Misey

Whether you’re a musician, actor, artist or writer you know having fans is an integral part of the experience.  Fans are supportive, financially and artistically. Fans follow the artist on social media, fans share experiences and thoughts with each other, and fans are devoted.  Sometimes like Annie Wilkes, a little too devoted. In Misery, King created one of his most devoted and deranged fans. One of my favorite King novels and films.

Shining

Every writer needs time alone when he’s working. Solitude to think, research and create. In The Shining, Stephen King’s Jack Torrance is no exception, and he finds his opportunity when he is hired as a caretaker at the Overlook Hotel, closed for the winter. The fact that the previous caretaker went mad does not deter Jack from taking the job and his family along. HERE’S JOHNNY!

Salem

I read the novel and saw the made for television movie back in the 1970s.  All I can say is that Salem’s Lot remains one of my favorite King novels. A mini-series was made in 2004.

Secret Window

In Secret Window, a psychological thriller (based on the novella Secret Window, Secret Garden from Four Past Midnight), Johnny Depp portrays a successful writer going through a rough divorce. He is stalked by a wannabe writer (John Turturro) who accuses him of plagiarism.

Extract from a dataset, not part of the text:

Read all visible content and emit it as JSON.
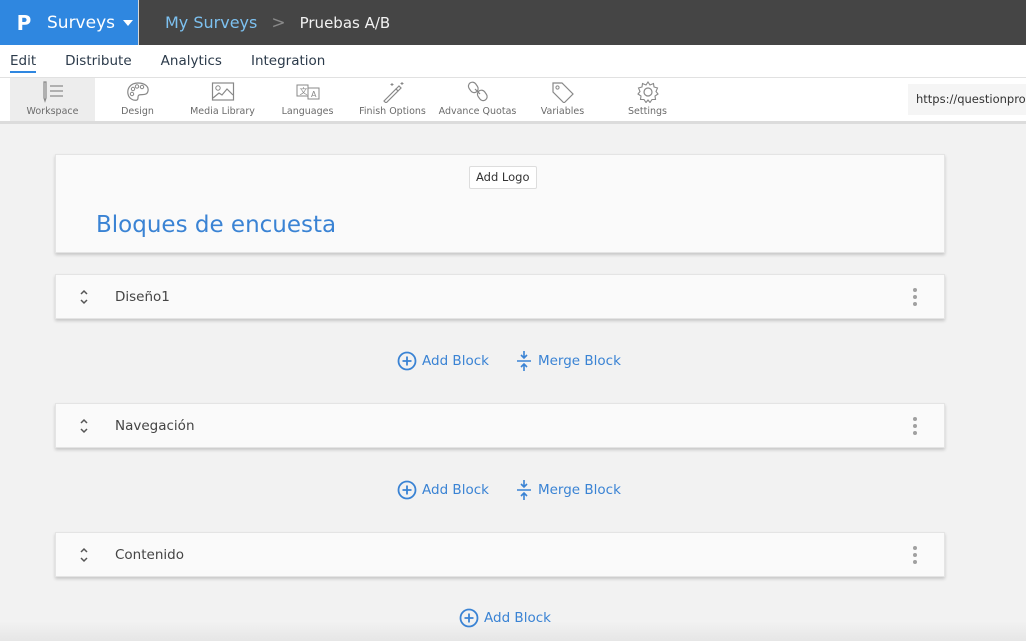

I like this film more than a lot of folks do. One of Depp’s finest performances.

 

Big Driver Maria Bello-001

Stephen King’s novella, Big Driver (a TNT film), originally part of King’s Full Night, Dark Stars collection is a tale of not so sweet revenge in line with the film I Spit on Your Grave.  Tess Thorne, an author of cozy mysteries, is attacked, brutally raped repeatedly and left for dead, on an empty back road while she is on her way back home from a speaking and book signing engagement at a library. Afraid to tell anyone about her rape she seeks revenge on those responsible. With the help of her inner voice and a GPS named Tom, The author’s perpetrators get their bloody revenge.

 

She Took One Step Into The Bedroom…

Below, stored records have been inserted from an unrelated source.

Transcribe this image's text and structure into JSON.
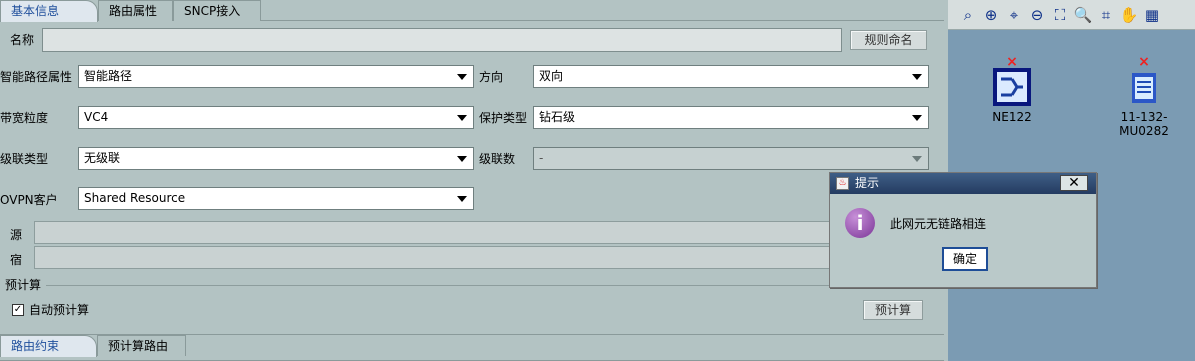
{
  "top_tabs": [
    "基本信息",
    "路由属性",
    "SNCP接入"
  ],
  "form": {
    "name_label": "名称",
    "name_value": "",
    "rule_name_button": "规则命名",
    "smart_path_label": "智能路径属性",
    "smart_path_value": "智能路径",
    "direction_label": "方向",
    "direction_value": "双向",
    "bandwidth_label": "带宽粒度",
    "bandwidth_value": "VC4",
    "protection_label": "保护类型",
    "protection_value": "钻石级",
    "cascade_type_label": "级联类型",
    "cascade_type_value": "无级联",
    "cascade_count_label": "级联数",
    "cascade_count_value": "-",
    "ovpn_label": "OVPN客户",
    "ovpn_value": "Shared Resource",
    "source_label": "源",
    "sink_label": "宿"
  },
  "precalc": {
    "group_label": "预计算",
    "auto_label": "自动预计算",
    "auto_checked": true,
    "button": "预计算"
  },
  "bottom_tabs": [
    "路由约束",
    "预计算路由"
  ],
  "toolbar_icons": [
    "select-icon",
    "zoom-in-icon",
    "zoom-region-icon",
    "zoom-out-icon",
    "fit-icon",
    "magnifier-icon",
    "zoom-box-icon",
    "hand-icon",
    "table-icon"
  ],
  "topology": {
    "nodes": [
      {
        "label": "NE122"
      },
      {
        "label": "11-132-MU0282"
      }
    ]
  },
  "dialog": {
    "title": "提示",
    "close": "✕",
    "message": "此网元无链路相连",
    "ok": "确定"
  }
}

She took one step into the bedroom framing herself by the open bathroom door. Jimmy stared at her.  Exactly as John Garfield first saw Lana Turner in The Postman Always Rings Twice, he thought: white shorts, halter top, and turban.   Only this time Margaret added one more accessory… – The Late Show and Other Tales of Celluloid Malice

 

Lana Potman

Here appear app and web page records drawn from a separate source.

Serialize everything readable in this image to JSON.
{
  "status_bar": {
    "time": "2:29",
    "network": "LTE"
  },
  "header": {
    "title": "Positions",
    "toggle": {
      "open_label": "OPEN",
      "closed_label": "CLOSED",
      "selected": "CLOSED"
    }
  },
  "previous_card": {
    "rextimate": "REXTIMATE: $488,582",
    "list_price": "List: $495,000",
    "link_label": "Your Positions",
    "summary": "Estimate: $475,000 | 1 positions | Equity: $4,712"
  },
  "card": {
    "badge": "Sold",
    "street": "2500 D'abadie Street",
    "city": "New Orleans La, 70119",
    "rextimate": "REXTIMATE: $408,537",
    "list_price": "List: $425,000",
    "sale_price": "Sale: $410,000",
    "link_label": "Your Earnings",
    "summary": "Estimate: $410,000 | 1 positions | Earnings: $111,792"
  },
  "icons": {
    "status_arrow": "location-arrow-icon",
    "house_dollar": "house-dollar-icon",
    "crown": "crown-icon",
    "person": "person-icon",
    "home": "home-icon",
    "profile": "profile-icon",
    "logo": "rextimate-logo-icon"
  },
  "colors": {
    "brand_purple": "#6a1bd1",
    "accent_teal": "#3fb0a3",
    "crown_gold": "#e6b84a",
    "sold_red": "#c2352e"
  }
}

The Late Show is Coming

THE LATE SHOW AND OTHER TALES OF CELLULOID MALICE includes 8 short stories all with two things in common… Malice and Movies. Below are some of the movies that inspired me to write the stories. Pre-order at Amazon. Available March 3rd

The LAte Show Movie Collage